Democratic presidential candidate Hillary Rodham Clinton pauses as protesters chanting “Black lives matter” interrupt her during a campaign rally in Atlanta. (Erik S. Lesser/European Pressphoto Agency)

It wasn’t a debate — technically. But as the candidates sat in the bright red hot seat one after the other during a Friday night Democratic candidate forum in South Carolina, they were given plenty of opportunities to swipe at the candidates ahead of them in the polls, and for the most part, they took them.

For former Secretary of State Hillary Rodham Clinton, that meant taking the high road and avoiding directly attacking her opponents, while also taking the brunt of their attacks.

For weeks, people have been “begging me to beat up on Hillary Clinton,” Vermont Sen. Bernie Sanders (I) protested. “I resisted, I resisted, I resisted.”

On Friday night, Sanders made it clear that he is no longer resisting.

“I have many disagreements with Hillary Clinton, and one of them is I don’t think it’s good enough just to talk the talk on campaign finance reform. You’ve got to walk the walk,” he said. “I’m the only Democratic candidate who does not have a super PAC.”

The late-February South Carolina primary is touted as the first contest in the South and the first true test of Democrats’ ability to draw enthusiasm from a critical segment of their base: African American voters.

With the primary debate schedule set, the event that was hosted at Winthrop University and moderated by MSNBC’s Rachel Maddow, was not an official debate. Rather, it was structured as three one-on-one interview-style forums.

Maddow pledged to ask questions that would move the candidates away from their talking points, and highlighted the differences among them without stoking petty controversy.

And so, at the onset, she and former Maryland governor Martin O’Malley bandied about for a few minutes about Democratic political struggles in the South. Then O’Malley, when given the opportunity to attack Clinton for her delay in opposing the Keystone XL oil pipeline, came out swinging.

“Secretary Clinton got here just last week, and I was against it a year ago,” O’Malley said. “I think it’s important, because I think leadership isn’t about following the polls.”

During his session, Sanders joined in: “Unlike some other unnamed candidates” he said, “the issue of Keystone was kind of a no-brainer. It never made sense to me from day one.”

By the time Clinton appeared before the warmed-up audience, she delivered an at-ease performance focused heavily on bread-and-butter Democratic issues such as gun control and criminal justice reform. She spoke at length and in some of her most stark language, about concerns — particularly among African Americans — about excessive and racially skewed policing.

“I still can’t get over that Eric Garner in New York died from a chokehold,” she said naming an unarmed black man whose death during an arrest for selling loose cigarettes in New York sparked nationwide protest. “Okay, maybe he shouldn’t have been selling cigarettes, but did he deserve to die because of that?

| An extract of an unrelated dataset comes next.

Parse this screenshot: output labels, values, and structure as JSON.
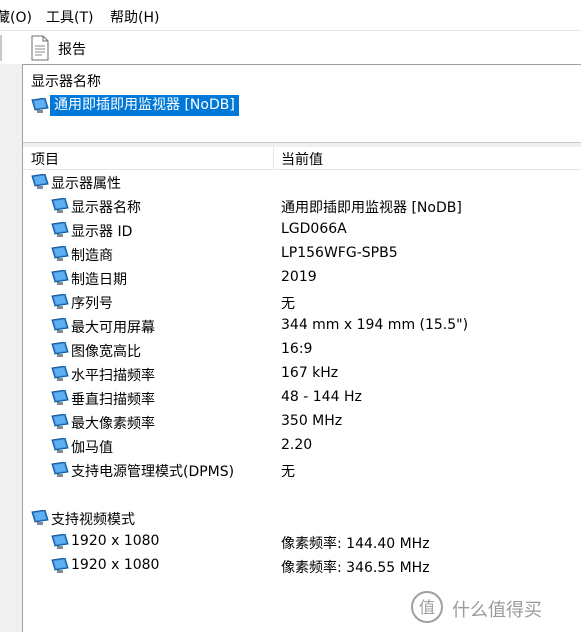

Absolutely not.”

Clinton was challenged on some issues — the Defense of Marriage Act and the death penalty — but declined to go after her opponents.

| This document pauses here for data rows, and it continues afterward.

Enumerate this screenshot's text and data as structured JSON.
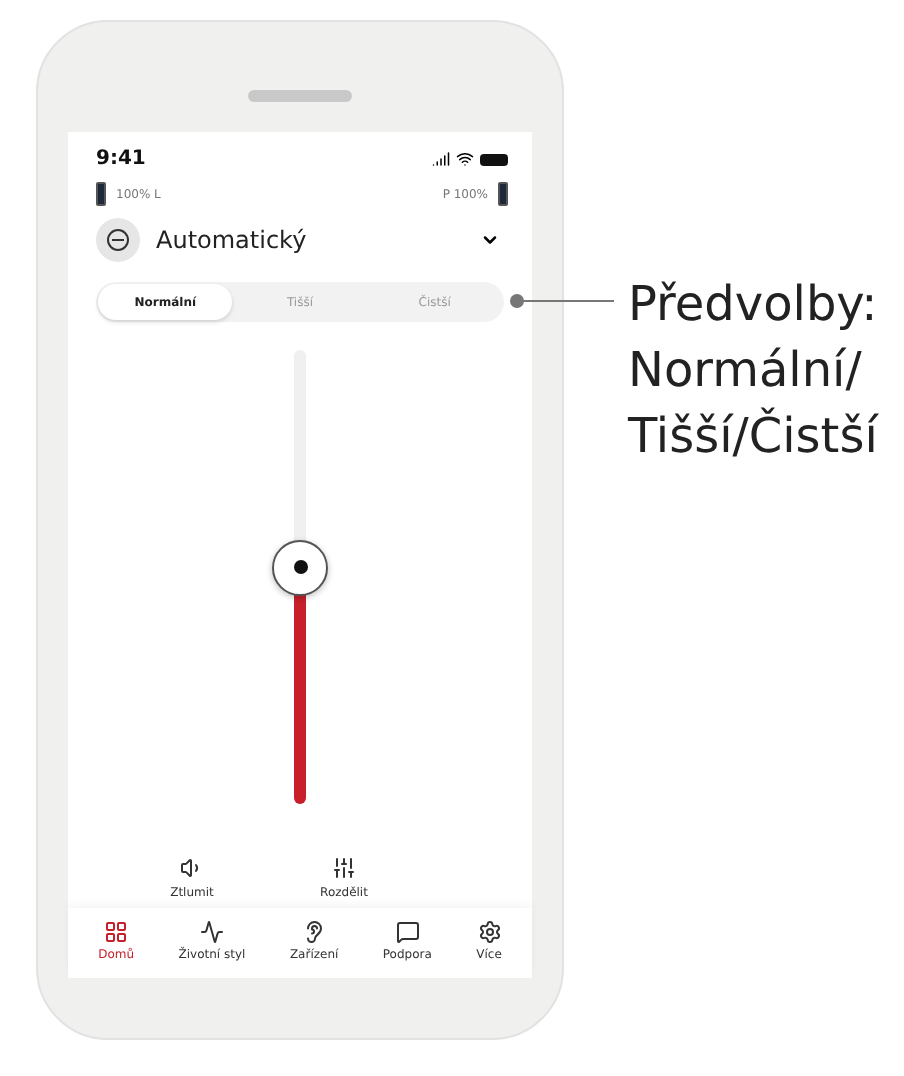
{
  "status_bar": {
    "time": "9:41"
  },
  "batteries": {
    "left": "100% L",
    "right": "P 100%"
  },
  "program": {
    "name": "Automatický"
  },
  "presets": [
    {
      "label": "Normální",
      "selected": true
    },
    {
      "label": "Tišší",
      "selected": false
    },
    {
      "label": "Čistší",
      "selected": false
    }
  ],
  "volume": {
    "level": 0.52
  },
  "actions": [
    {
      "kind": "mute",
      "label": "Ztlumit"
    },
    {
      "kind": "split",
      "label": "Rozdělit"
    }
  ],
  "nav": [
    {
      "kind": "home",
      "label": "Domů",
      "selected": true
    },
    {
      "kind": "lifestyle",
      "label": "Životní styl",
      "selected": false
    },
    {
      "kind": "device",
      "label": "Zařízení",
      "selected": false
    },
    {
      "kind": "support",
      "label": "Podpora",
      "selected": false
    },
    {
      "kind": "more",
      "label": "Více",
      "selected": false
    }
  ],
  "callout": {
    "text": "Předvolby: Normální/ Tišší/Čistší"
  }
}
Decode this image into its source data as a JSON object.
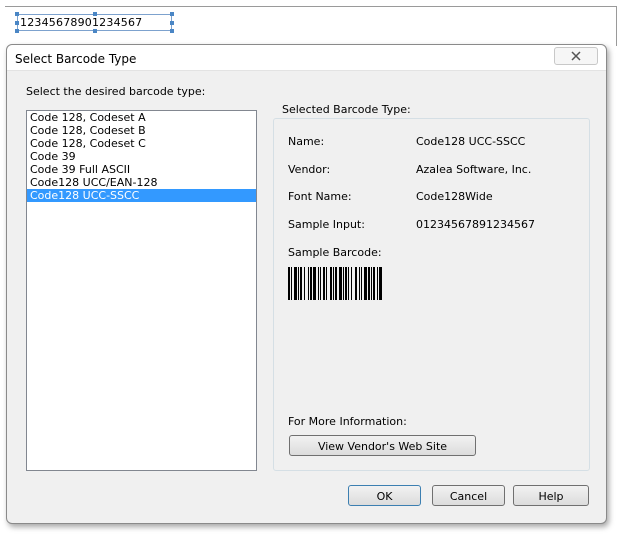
{
  "background_document": {
    "field_value": "12345678901234567"
  },
  "dialog": {
    "title": "Select Barcode Type",
    "left_label": "Select the desired barcode type:",
    "barcode_types": [
      "Code 128, Codeset A",
      "Code 128, Codeset B",
      "Code 128, Codeset C",
      "Code 39",
      "Code 39 Full ASCII",
      "Code128 UCC/EAN-128",
      "Code128 UCC-SSCC"
    ],
    "selected_index": 6,
    "group_title": "Selected Barcode Type:",
    "details": {
      "name_label": "Name:",
      "name_value": "Code128 UCC-SSCC",
      "vendor_label": "Vendor:",
      "vendor_value": "Azalea Software, Inc.",
      "font_label": "Font Name:",
      "font_value": "Code128Wide",
      "sample_input_label": "Sample Input:",
      "sample_input_value": "01234567891234567",
      "sample_barcode_label": "Sample Barcode:"
    },
    "more_info_label": "For More Information:",
    "vendor_site_button": "View Vendor's Web Site",
    "ok_button": "OK",
    "cancel_button": "Cancel",
    "help_button": "Help"
  },
  "colors": {
    "selection": "#3399ff",
    "dialog_bg": "#f0f0f0",
    "field_border": "#7da2ce"
  }
}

Though the South Carolina primary is still months away, Clinton has a major lead in the state, garnering the support of 71 percent of likely primary voters and 80 percent of black Democratic voters.

“It’s not like she’s paddling against a tide. However, she has to continue her momentum,” said Scott Huffmon , who conducted the Winthrop poll.

This is Clinton’s second chance in the state after a 2008 loss to then-Sen. Barack Obama in the Democratic primary. Then, she failed to create a winning coalition of black voters — who were 55 percent of the primary electorate — and white Southerners, who are a dwindling Democratic constituency.

This week, all three candidates burnished their credentials on issues important to black voters — principally among them criminal-justice reform. Clinton and Sanders also made a clear pivot directed at bringing white voters back into the party.

“I’m going to go out and talk to white working-class Americans and say, ‘Why do you keep voting against your own best interests?’” Sanders said. “We have got to make a major focus on getting white working-class people back into the Democratic Party.”

Clinton noted a “crisis” of health and addiction that has led to high mortality rates for white middle-class males.

In 2008, according to Rep. James E. Clyburn (D-S.C.), Clinton “ran up against history” in South Carolina — specifically the rise of what would be the nation’s first black president.

Clyburn, who has pledged to remain neutral in the race until after the primary, suggested that this time around it would be Clinton who would be the beneficiary of a historic candidacy.

“She cut her political teeth in Southern politics,” Clyburn said. “She’s a brilliant woman.”

“Sanders, O’Malley seem to be running up against history,” he added.